▶ _Work to be completed_:
Could you please repeat all of the entries exactly as written?

Exercise input section start

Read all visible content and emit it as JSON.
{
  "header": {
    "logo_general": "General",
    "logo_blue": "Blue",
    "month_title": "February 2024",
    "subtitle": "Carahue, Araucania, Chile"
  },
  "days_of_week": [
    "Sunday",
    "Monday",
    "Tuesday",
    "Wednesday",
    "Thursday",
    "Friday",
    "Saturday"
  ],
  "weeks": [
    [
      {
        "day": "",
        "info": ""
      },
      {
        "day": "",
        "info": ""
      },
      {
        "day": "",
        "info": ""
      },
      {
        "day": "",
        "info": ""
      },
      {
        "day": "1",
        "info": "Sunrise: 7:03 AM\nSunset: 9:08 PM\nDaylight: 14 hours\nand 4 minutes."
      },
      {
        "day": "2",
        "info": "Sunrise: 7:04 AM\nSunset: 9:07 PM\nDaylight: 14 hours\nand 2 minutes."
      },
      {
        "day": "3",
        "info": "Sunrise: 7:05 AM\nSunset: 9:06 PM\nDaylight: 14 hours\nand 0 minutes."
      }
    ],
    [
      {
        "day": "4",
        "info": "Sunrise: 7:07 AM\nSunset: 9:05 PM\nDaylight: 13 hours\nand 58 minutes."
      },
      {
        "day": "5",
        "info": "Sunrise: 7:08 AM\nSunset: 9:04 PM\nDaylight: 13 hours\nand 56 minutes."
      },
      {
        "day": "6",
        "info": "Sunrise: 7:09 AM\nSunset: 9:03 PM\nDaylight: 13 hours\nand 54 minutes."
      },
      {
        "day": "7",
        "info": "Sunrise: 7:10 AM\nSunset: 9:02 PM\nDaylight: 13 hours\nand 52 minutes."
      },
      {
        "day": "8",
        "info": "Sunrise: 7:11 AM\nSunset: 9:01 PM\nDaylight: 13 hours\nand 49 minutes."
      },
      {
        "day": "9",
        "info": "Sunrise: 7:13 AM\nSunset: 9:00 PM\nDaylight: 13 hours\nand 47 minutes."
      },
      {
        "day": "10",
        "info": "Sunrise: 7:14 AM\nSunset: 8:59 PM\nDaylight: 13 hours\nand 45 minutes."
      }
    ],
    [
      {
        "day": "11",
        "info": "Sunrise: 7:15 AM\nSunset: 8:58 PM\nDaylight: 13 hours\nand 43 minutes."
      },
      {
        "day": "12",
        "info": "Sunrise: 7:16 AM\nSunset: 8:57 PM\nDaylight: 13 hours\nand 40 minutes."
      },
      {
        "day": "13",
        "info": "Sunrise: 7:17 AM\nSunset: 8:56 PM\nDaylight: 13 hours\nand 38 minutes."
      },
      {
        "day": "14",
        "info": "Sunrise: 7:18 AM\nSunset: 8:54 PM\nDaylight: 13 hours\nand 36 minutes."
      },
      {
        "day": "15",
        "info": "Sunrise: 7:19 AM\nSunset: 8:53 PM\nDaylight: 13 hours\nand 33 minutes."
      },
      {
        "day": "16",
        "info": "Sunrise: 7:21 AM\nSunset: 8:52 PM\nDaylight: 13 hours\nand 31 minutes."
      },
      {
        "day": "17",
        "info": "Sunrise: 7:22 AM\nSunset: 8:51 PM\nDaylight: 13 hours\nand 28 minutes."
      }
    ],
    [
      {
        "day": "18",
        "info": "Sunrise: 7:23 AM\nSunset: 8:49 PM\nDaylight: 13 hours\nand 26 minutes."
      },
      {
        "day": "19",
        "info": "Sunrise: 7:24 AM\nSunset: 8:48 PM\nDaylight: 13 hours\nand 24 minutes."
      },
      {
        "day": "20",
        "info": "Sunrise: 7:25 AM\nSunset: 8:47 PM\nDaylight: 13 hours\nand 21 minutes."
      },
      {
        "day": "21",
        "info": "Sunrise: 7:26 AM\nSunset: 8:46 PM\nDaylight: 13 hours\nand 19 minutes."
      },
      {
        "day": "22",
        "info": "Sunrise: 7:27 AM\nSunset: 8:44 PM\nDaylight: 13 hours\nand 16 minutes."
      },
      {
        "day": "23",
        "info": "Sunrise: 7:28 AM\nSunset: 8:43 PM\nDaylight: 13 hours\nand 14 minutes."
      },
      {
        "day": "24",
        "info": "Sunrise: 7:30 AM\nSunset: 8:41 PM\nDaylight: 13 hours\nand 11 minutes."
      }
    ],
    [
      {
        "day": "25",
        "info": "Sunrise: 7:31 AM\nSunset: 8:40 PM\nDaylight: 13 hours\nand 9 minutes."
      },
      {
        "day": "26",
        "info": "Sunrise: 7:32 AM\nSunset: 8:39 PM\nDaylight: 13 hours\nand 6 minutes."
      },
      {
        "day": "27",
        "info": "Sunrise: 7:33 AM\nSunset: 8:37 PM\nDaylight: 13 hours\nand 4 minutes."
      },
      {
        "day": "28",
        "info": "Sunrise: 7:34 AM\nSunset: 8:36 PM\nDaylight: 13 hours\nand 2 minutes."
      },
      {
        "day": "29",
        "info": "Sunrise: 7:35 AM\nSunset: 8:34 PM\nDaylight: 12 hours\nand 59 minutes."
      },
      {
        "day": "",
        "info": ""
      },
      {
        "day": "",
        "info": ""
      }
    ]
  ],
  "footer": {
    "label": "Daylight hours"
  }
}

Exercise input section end

▶ _Result below_:
Read all visible content and emit it as JSON.
{
  "header": {
    "logo_general": "General",
    "logo_blue": "Blue",
    "month_title": "February 2024",
    "subtitle": "Carahue, Araucania, Chile"
  },
  "days_of_week": [
    "Sunday",
    "Monday",
    "Tuesday",
    "Wednesday",
    "Thursday",
    "Friday",
    "Saturday"
  ],
  "weeks": [
    [
      {
        "day": "",
        "info": ""
      },
      {
        "day": "",
        "info": ""
      },
      {
        "day": "",
        "info": ""
      },
      {
        "day": "",
        "info": ""
      },
      {
        "day": "1",
        "info": "Sunrise: 7:03 AM\nSunset: 9:08 PM\nDaylight: 14 hours\nand 4 minutes."
      },
      {
        "day": "2",
        "info": "Sunrise: 7:04 AM\nSunset: 9:07 PM\nDaylight: 14 hours\nand 2 minutes."
      },
      {
        "day": "3",
        "info": "Sunrise: 7:05 AM\nSunset: 9:06 PM\nDaylight: 14 hours\nand 0 minutes."
      }
    ],
    [
      {
        "day": "4",
        "info": "Sunrise: 7:07 AM\nSunset: 9:05 PM\nDaylight: 13 hours\nand 58 minutes."
      },
      {
        "day": "5",
        "info": "Sunrise: 7:08 AM\nSunset: 9:04 PM\nDaylight: 13 hours\nand 56 minutes."
      },
      {
        "day": "6",
        "info": "Sunrise: 7:09 AM\nSunset: 9:03 PM\nDaylight: 13 hours\nand 54 minutes."
      },
      {
        "day": "7",
        "info": "Sunrise: 7:10 AM\nSunset: 9:02 PM\nDaylight: 13 hours\nand 52 minutes."
      },
      {
        "day": "8",
        "info": "Sunrise: 7:11 AM\nSunset: 9:01 PM\nDaylight: 13 hours\nand 49 minutes."
      },
      {
        "day": "9",
        "info": "Sunrise: 7:13 AM\nSunset: 9:00 PM\nDaylight: 13 hours\nand 47 minutes."
      },
      {
        "day": "10",
        "info": "Sunrise: 7:14 AM\nSunset: 8:59 PM\nDaylight: 13 hours\nand 45 minutes."
      }
    ],
    [
      {
        "day": "11",
        "info": "Sunrise: 7:15 AM\nSunset: 8:58 PM\nDaylight: 13 hours\nand 43 minutes."
      },
      {
        "day": "12",
        "info": "Sunrise: 7:16 AM\nSunset: 8:57 PM\nDaylight: 13 hours\nand 40 minutes."
      },
      {
        "day": "13",
        "info": "Sunrise: 7:17 AM\nSunset: 8:56 PM\nDaylight: 13 hours\nand 38 minutes."
      },
      {
        "day": "14",
        "info": "Sunrise: 7:18 AM\nSunset: 8:54 PM\nDaylight: 13 hours\nand 36 minutes."
      },
      {
        "day": "15",
        "info": "Sunrise: 7:19 AM\nSunset: 8:53 PM\nDaylight: 13 hours\nand 33 minutes."
      },
      {
        "day": "16",
        "info": "Sunrise: 7:21 AM\nSunset: 8:52 PM\nDaylight: 13 hours\nand 31 minutes."
      },
      {
        "day": "17",
        "info": "Sunrise: 7:22 AM\nSunset: 8:51 PM\nDaylight: 13 hours\nand 28 minutes."
      }
    ],
    [
      {
        "day": "18",
        "info": "Sunrise: 7:23 AM\nSunset: 8:49 PM\nDaylight: 13 hours\nand 26 minutes."
      },
      {
        "day": "19",
        "info": "Sunrise: 7:24 AM\nSunset: 8:48 PM\nDaylight: 13 hours\nand 24 minutes."
      },
      {
        "day": "20",
        "info": "Sunrise: 7:25 AM\nSunset: 8:47 PM\nDaylight: 13 hours\nand 21 minutes."
      },
      {
        "day": "21",
        "info": "Sunrise: 7:26 AM\nSunset: 8:46 PM\nDaylight: 13 hours\nand 19 minutes."
      },
      {
        "day": "22",
        "info": "Sunrise: 7:27 AM\nSunset: 8:44 PM\nDaylight: 13 hours\nand 16 minutes."
      },
      {
        "day": "23",
        "info": "Sunrise: 7:28 AM\nSunset: 8:43 PM\nDaylight: 13 hours\nand 14 minutes."
      },
      {
        "day": "24",
        "info": "Sunrise: 7:30 AM\nSunset: 8:41 PM\nDaylight: 13 hours\nand 11 minutes."
      }
    ],
    [
      {
        "day": "25",
        "info": "Sunrise: 7:31 AM\nSunset: 8:40 PM\nDaylight: 13 hours\nand 9 minutes."
      },
      {
        "day": "26",
        "info": "Sunrise: 7:32 AM\nSunset: 8:39 PM\nDaylight: 13 hours\nand 6 minutes."
      },
      {
        "day": "27",
        "info": "Sunrise: 7:33 AM\nSunset: 8:37 PM\nDaylight: 13 hours\nand 4 minutes."
      },
      {
        "day": "28",
        "info": "Sunrise: 7:34 AM\nSunset: 8:36 PM\nDaylight: 13 hours\nand 2 minutes."
      },
      {
        "day": "29",
        "info": "Sunrise: 7:35 AM\nSunset: 8:34 PM\nDaylight: 12 hours\nand 59 minutes."
      },
      {
        "day": "",
        "info": ""
      },
      {
        "day": "",
        "info": ""
      }
    ]
  ],
  "footer": {
    "label": "Daylight hours"
  }
}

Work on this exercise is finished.